Desperately seeking a sympathetic surveyor
FROM:
Judith Haynes
(Wiltshire)

We have a Victorian cottage in need of renovation.

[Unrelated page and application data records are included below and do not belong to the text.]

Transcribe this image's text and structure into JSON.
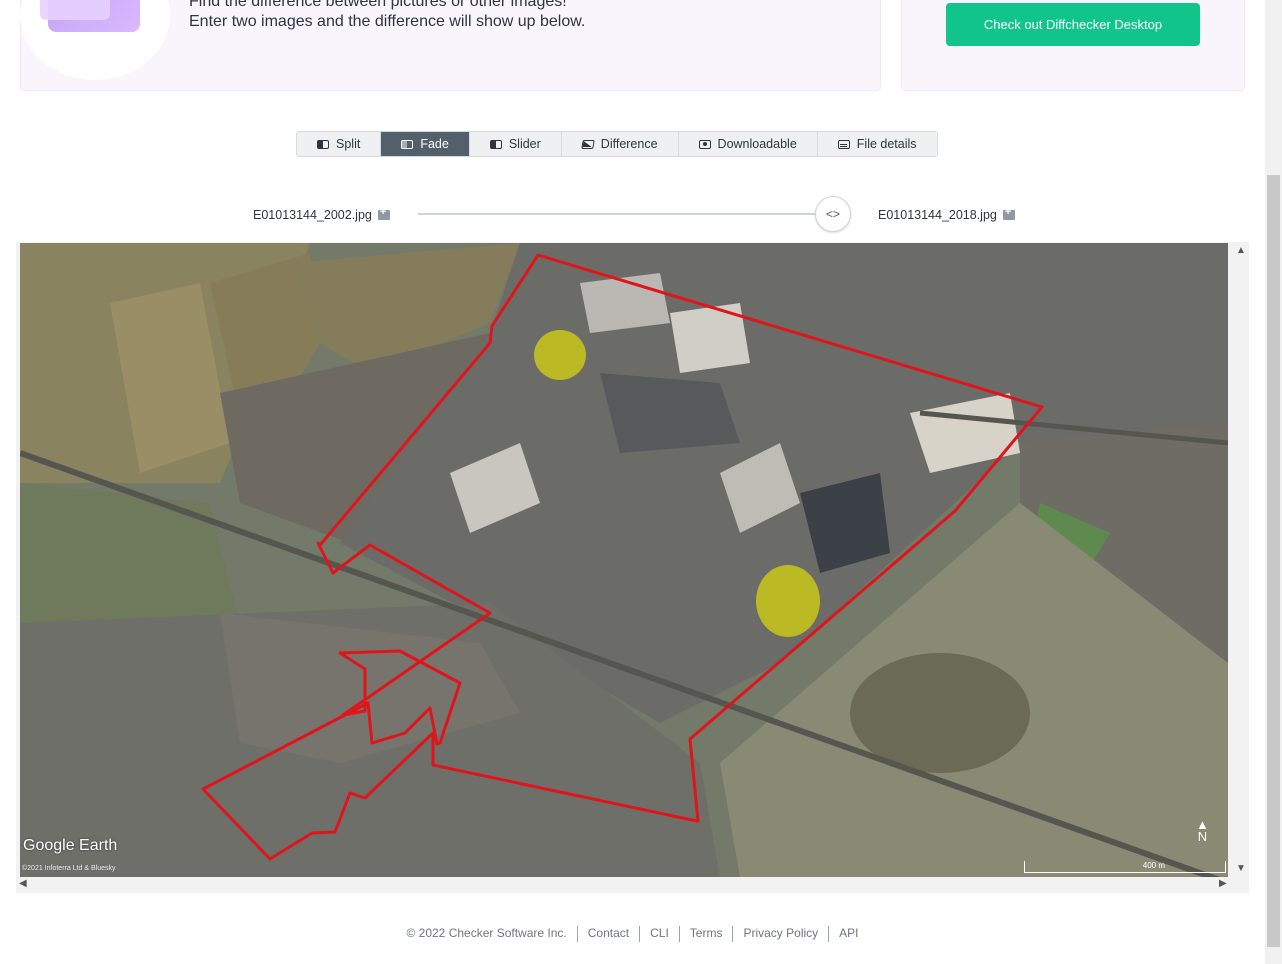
{
  "banner": {
    "line1": "Find the difference between pictures or other images!",
    "line2": "Enter two images and the difference will show up below.",
    "cta_label": "Check out Diffchecker Desktop",
    "cta_color": "#10c48a"
  },
  "tabs": [
    {
      "label": "Split",
      "icon": "split-view-icon"
    },
    {
      "label": "Fade",
      "icon": "fade-view-icon",
      "active": true
    },
    {
      "label": "Slider",
      "icon": "slider-view-icon"
    },
    {
      "label": "Difference",
      "icon": "difference-view-icon"
    },
    {
      "label": "Downloadable",
      "icon": "camera-icon"
    },
    {
      "label": "File details",
      "icon": "file-details-icon"
    }
  ],
  "files": {
    "left": "E01013144_2002.jpg",
    "right": "E01013144_2018.jpg"
  },
  "slider": {
    "position_fraction": 0.98
  },
  "map": {
    "logo": "Google Earth",
    "credit": "©2021 Infoterra Ltd & Bluesky",
    "scale": "400 m",
    "north": "N",
    "boundary_color": "#e0141b",
    "highlight_color": "#e7e400"
  },
  "footer": {
    "copyright": "© 2022 Checker Software Inc.",
    "links": [
      "Contact",
      "CLI",
      "Terms",
      "Privacy Policy",
      "API"
    ]
  },
  "accent_colors": {
    "active_tab": "#52606b",
    "cta": "#10c48a"
  }
}
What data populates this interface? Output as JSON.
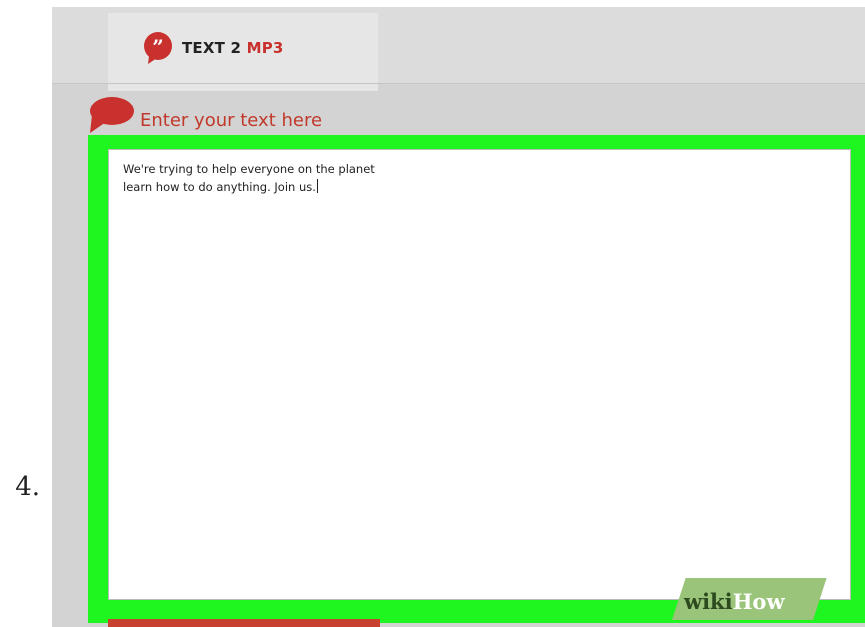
{
  "step": {
    "number": "4."
  },
  "app": {
    "logo_part1": "TEXT 2",
    "logo_part2": "MP3",
    "logo_icon": "quote-bubble-icon"
  },
  "editor": {
    "heading": "Enter your text here",
    "heading_icon": "speech-bubble-icon",
    "text": "We're trying to help everyone on the planet\nlearn how to do anything. Join us.",
    "highlight_color": "#1ff51f"
  },
  "watermark": {
    "part1": "wiki",
    "part2": "How"
  },
  "colors": {
    "accent": "#c8312e",
    "background": "#d3d3d3"
  }
}
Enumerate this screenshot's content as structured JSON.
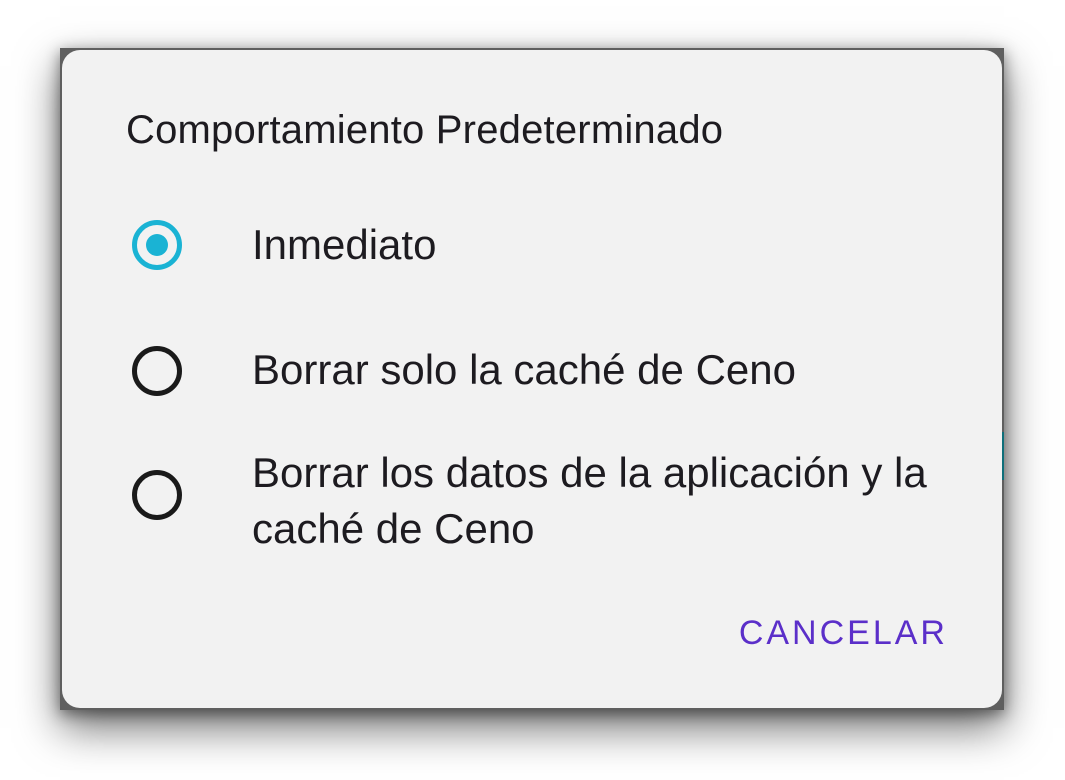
{
  "dialog": {
    "title": "Comportamiento Predeterminado",
    "options": [
      {
        "label": "Inmediato",
        "selected": true
      },
      {
        "label": "Borrar solo la caché de Ceno",
        "selected": false
      },
      {
        "label": "Borrar los datos de la aplicación y la caché de Ceno",
        "selected": false
      }
    ],
    "cancel_label": "CANCELAR"
  },
  "colors": {
    "radio_selected": "#1ab3d4",
    "accent_button": "#5b2fc9",
    "dialog_background": "#f2f2f2",
    "text_primary": "#1d1b20"
  }
}
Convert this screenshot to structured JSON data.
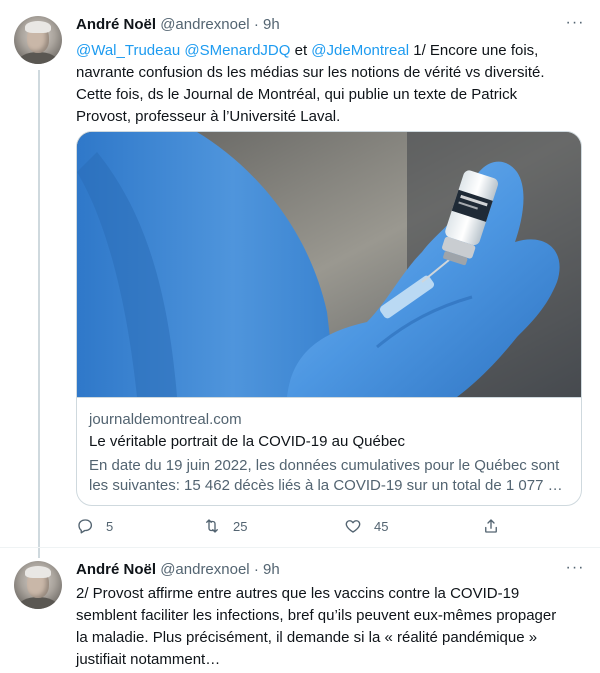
{
  "tweets": [
    {
      "author_name": "André Noël",
      "handle": "@andrexnoel",
      "separator": "·",
      "time": "9h",
      "more": "···",
      "mentions": [
        "@Wal_Trudeau",
        "@SMenardJDQ",
        "@JdeMontreal"
      ],
      "connector": "et",
      "text_line1_rest": "1/ Encore une fois,",
      "text_lines": [
        "navrante confusion ds les médias sur les notions de vérité vs diversité.",
        "Cette fois, ds le Journal de Montréal, qui publie un texte de Patrick",
        "Provost, professeur à l’Université Laval."
      ],
      "card": {
        "domain": "journaldemontreal.com",
        "title": "Le véritable portrait de la COVID-19 au Québec",
        "description_line1": "En date du 19 juin 2022, les données cumulatives pour le Québec sont",
        "description_line2": "les suivantes: 15 462 décès liés à la COVID-19 sur un total de 1 077 …"
      },
      "actions": {
        "replies": "5",
        "retweets": "25",
        "likes": "45"
      },
      "icons": [
        "reply-icon",
        "retweet-icon",
        "like-icon",
        "share-icon",
        "more-icon"
      ]
    },
    {
      "author_name": "André Noël",
      "handle": "@andrexnoel",
      "separator": "·",
      "time": "9h",
      "more": "···",
      "text_lines": [
        "2/ Provost affirme entre autres que les vaccins contre la COVID-19",
        "semblent faciliter les infections, bref qu’ils peuvent eux-mêmes propager",
        "la maladie. Plus précisément, il demande si la « réalité pandémique »",
        "justifiait notamment…"
      ]
    }
  ],
  "colors": {
    "link": "#1d9bf0",
    "text": "#0f1419",
    "secondary": "#536471",
    "border": "#cfd9de",
    "glove": "#3b8fe0"
  }
}
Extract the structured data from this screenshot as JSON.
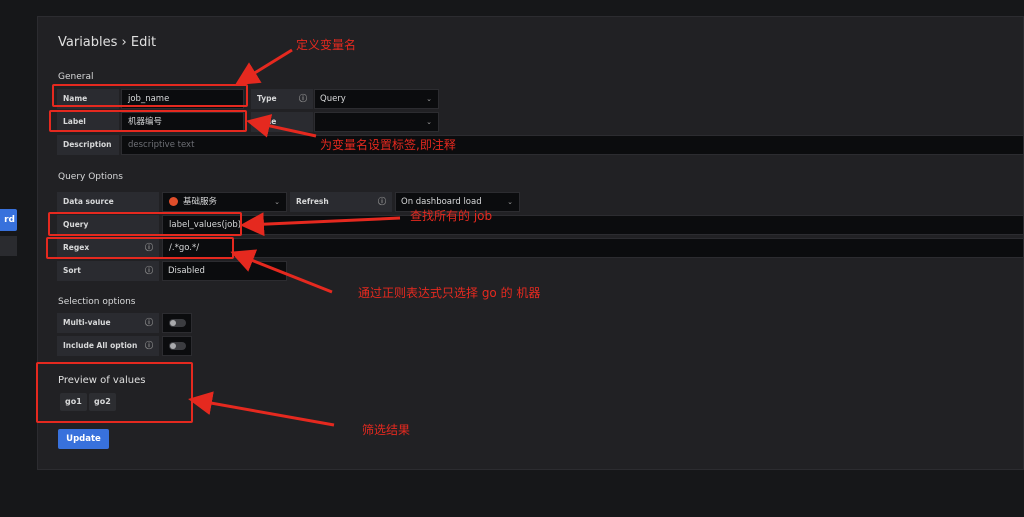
{
  "left_rail": {
    "active_item": "rd"
  },
  "header": {
    "title": "Variables › Edit"
  },
  "general": {
    "section_title": "General",
    "name_label": "Name",
    "name_value": "job_name",
    "type_label": "Type",
    "type_value": "Query",
    "label_label": "Label",
    "label_value": "机器编号",
    "hide_label": "Hide",
    "hide_value": "",
    "description_label": "Description",
    "description_placeholder": "descriptive text"
  },
  "query_options": {
    "section_title": "Query Options",
    "datasource_label": "Data source",
    "datasource_value": "基础服务",
    "refresh_label": "Refresh",
    "refresh_value": "On dashboard load",
    "query_label": "Query",
    "query_value": "label_values(job)",
    "regex_label": "Regex",
    "regex_value": "/.*go.*/",
    "sort_label": "Sort",
    "sort_value": "Disabled"
  },
  "selection_options": {
    "section_title": "Selection options",
    "multi_value_label": "Multi-value",
    "include_all_label": "Include All option"
  },
  "preview": {
    "title": "Preview of values",
    "values": [
      "go1",
      "go2"
    ]
  },
  "actions": {
    "update_label": "Update"
  },
  "annotations": {
    "name": "定义变量名",
    "label": "为变量名设置标签,即注释",
    "query": "查找所有的 job",
    "regex": "通过正则表达式只选择 go 的 机器",
    "preview": "筛选结果"
  },
  "colors": {
    "accent": "#3871dc",
    "annotation": "#e5291f",
    "datasource_icon": "#e04e2a"
  }
}
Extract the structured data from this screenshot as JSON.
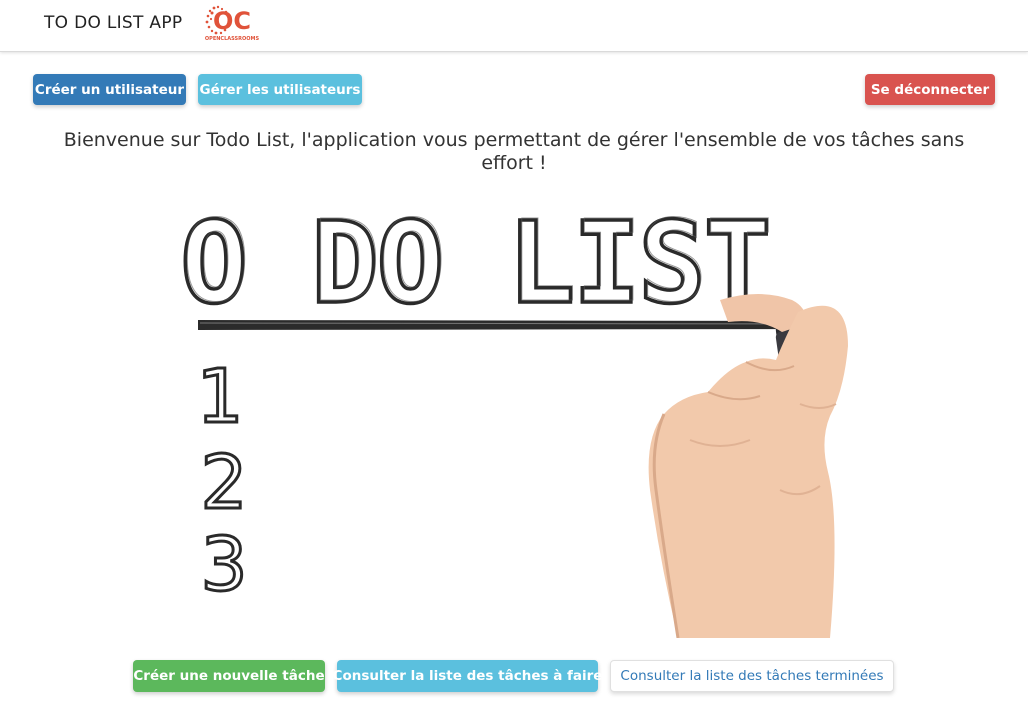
{
  "navbar": {
    "brand": "TO DO LIST APP",
    "logo_text": "OPENCLASSROOMS",
    "logo_mark": "OC"
  },
  "actions": {
    "create_user": "Créer un utilisateur",
    "manage_users": "Gérer les utilisateurs",
    "logout": "Se déconnecter"
  },
  "welcome_text": "Bienvenue sur Todo List, l'application vous permettant de gérer l'ensemble de vos tâches sans effort !",
  "hero": {
    "title": "TO DO LIST",
    "numbers": [
      "1",
      "2",
      "3"
    ]
  },
  "task_actions": {
    "new_task": "Créer une nouvelle tâche",
    "todo_list": "Consulter la liste des tâches à faire",
    "done_list": "Consulter la liste des tâches terminées"
  },
  "colors": {
    "primary": "#337ab7",
    "info": "#5bc0de",
    "danger": "#d9534f",
    "success": "#5cb85c",
    "logo": "#e0533a"
  },
  "icons": [
    "openclassrooms-logo",
    "hand-marker-illustration"
  ]
}
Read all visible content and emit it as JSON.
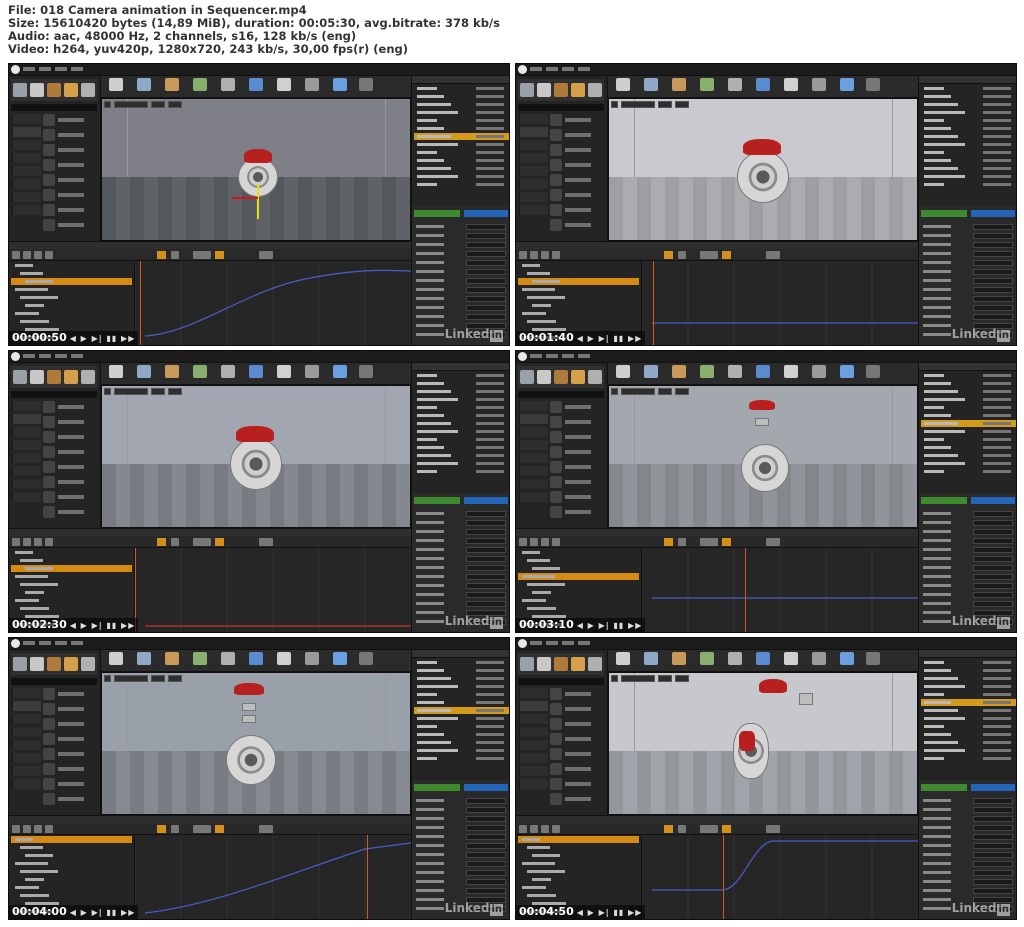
{
  "header": {
    "line1": "File: 018 Camera animation in Sequencer.mp4",
    "line2": "Size: 15610420 bytes (14,89 MiB), duration: 00:05:30, avg.bitrate: 378 kb/s",
    "line3": "Audio: aac, 48000 Hz, 2 channels, s16, 128 kb/s (eng)",
    "line4": "Video: h264, yuv420p, 1280x720, 243 kb/s, 30,00 fps(r) (eng)"
  },
  "colors": {
    "sequencer_orange": "#d48a13",
    "caliper_red": "#b81f1f",
    "add_component_green": "#3f8a2e",
    "blueprint_blue": "#2465b8"
  },
  "icons": {
    "playback_controls": "◀ ▶ ▶▶ ⏭ ⏮",
    "watermark_logo": "LinkedIn"
  },
  "watermark": {
    "prefix": "Linked",
    "suffix": "in"
  },
  "controls_glyphs": "◀ ▶ ▶| ▮▮ ▶▶",
  "thumbnails": [
    {
      "timestamp": "00:00:50"
    },
    {
      "timestamp": "00:01:40"
    },
    {
      "timestamp": "00:02:30"
    },
    {
      "timestamp": "00:03:10"
    },
    {
      "timestamp": "00:04:00"
    },
    {
      "timestamp": "00:04:50"
    }
  ]
}
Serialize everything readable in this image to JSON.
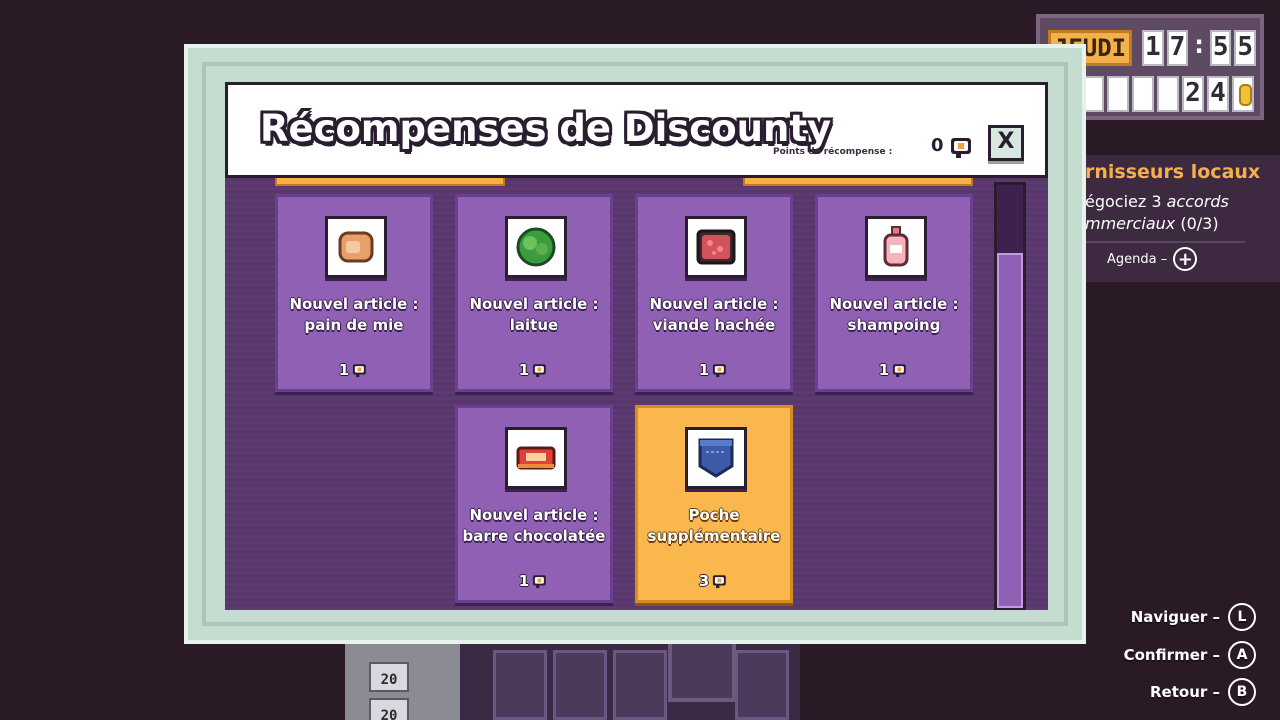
{
  "hud": {
    "day": "JEUDI",
    "time_digits": [
      "1",
      "7",
      "5",
      "5"
    ],
    "time_separator": ":",
    "money_digits": [
      "",
      "",
      "",
      "",
      "2",
      "4"
    ]
  },
  "quest": {
    "title": "rnisseurs locaux",
    "desc_line1_prefix": "égociez 3 ",
    "desc_line1_italic": "accords",
    "desc_line2_italic": "mmerciaux",
    "desc_line2_suffix": " (0/3)",
    "agenda_label": "Agenda –"
  },
  "dialog": {
    "title": "Récompenses de Discounty",
    "points_label": "Points de récompense :",
    "points_value": "0",
    "close_label": "X"
  },
  "rewards": [
    {
      "line1": "Nouvel article :",
      "line2": "pain de mie",
      "cost": "1",
      "icon": "bread-icon",
      "selected": false
    },
    {
      "line1": "Nouvel article :",
      "line2": "laitue",
      "cost": "1",
      "icon": "lettuce-icon",
      "selected": false
    },
    {
      "line1": "Nouvel article :",
      "line2": "viande hachée",
      "cost": "1",
      "icon": "minced-meat-icon",
      "selected": false
    },
    {
      "line1": "Nouvel article :",
      "line2": "shampoing",
      "cost": "1",
      "icon": "shampoo-icon",
      "selected": false
    },
    {
      "line1": "Nouvel article :",
      "line2": "barre chocolatée",
      "cost": "1",
      "icon": "chocolate-bar-icon",
      "selected": false
    },
    {
      "line1": "Poche",
      "line2": "supplémentaire",
      "cost": "3",
      "icon": "pocket-icon",
      "selected": true
    }
  ],
  "controls": [
    {
      "label": "Naviguer –",
      "glyph": "L",
      "icon": "left-stick-icon"
    },
    {
      "label": "Confirmer –",
      "glyph": "A",
      "icon": "a-button-icon"
    },
    {
      "label": "Retour –",
      "glyph": "B",
      "icon": "b-button-icon"
    }
  ],
  "background": {
    "shelf_tags": [
      "20",
      "20"
    ]
  },
  "colors": {
    "accent": "#f9b74e",
    "card": "#9060b4",
    "panel": "#5d3a73",
    "frame": "#c5dcd1"
  }
}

How can we find a surveyor and or builder with experience of sympathetically restoring this type of property to advise us?

Judith Haynes

For a Surveyor you could start with the list of Conservation Accredited surveyors.  A link to download the most recent pdf file is here:

You could speak with the local Conservation Officer to ask whether there are professionals that the CO knows has experience with this type of project.  Another possible source of names would be the Society for the Protection of Ancient Buildings (SPAB).

I suggest you put together a list of names (perhaps 3 to 5) and then speak to them.  It might be best to invite them to view the property, so that they know what is involved.  This way you would meet them and assess whether you feel you could work with them.  You could conduct this as a form of interview and ask for details of other projects they have worked on, etc.

It is similar for finding builders.  The local CO might be able to provide a list of builders that the CO knows has undertaken similar work.  Likewise the SPAB might have some names to suggest.  Whoever you choose as the surveyor/professional lead for the project is likely to have some names of builders that could be added to the list.  If the builder is not known to whoever you choose to lead the project, I expect they would ask the builder for references and perhaps ask to see some of their work.  When the project goes out to tender the builders will need to visit the property, at which time you can meet them and assess whether you feel you want them working on your house.

Another way of finding surveyors/professionals is to look around the area (or nearby) to see what other properties may have been renovated, extended, etc., and then look at the Council’s website.  In the planning section look at any planning applications (for extensions) or listed building consents, so that you can see who the professionals were who were involved in those projects.  From this you will soon find out who works in the area on the type of project similar to yours and might be suitable.

Otherwise, there is certainly no harm in looking around the area and finding properties where such a project may have been undertaken and knocking on the door to ask the owner who was involved with the work.  Recommendation is usually the best way of finding suitable people for projects such as this.

Period Property UK would like to thank Stephen Boniface, Tony Redman and other partners at The Whitworth Co-Partnership for responding to this question.

The Whitworth Co-Partnership LLP - Chartered Architects and Surveyors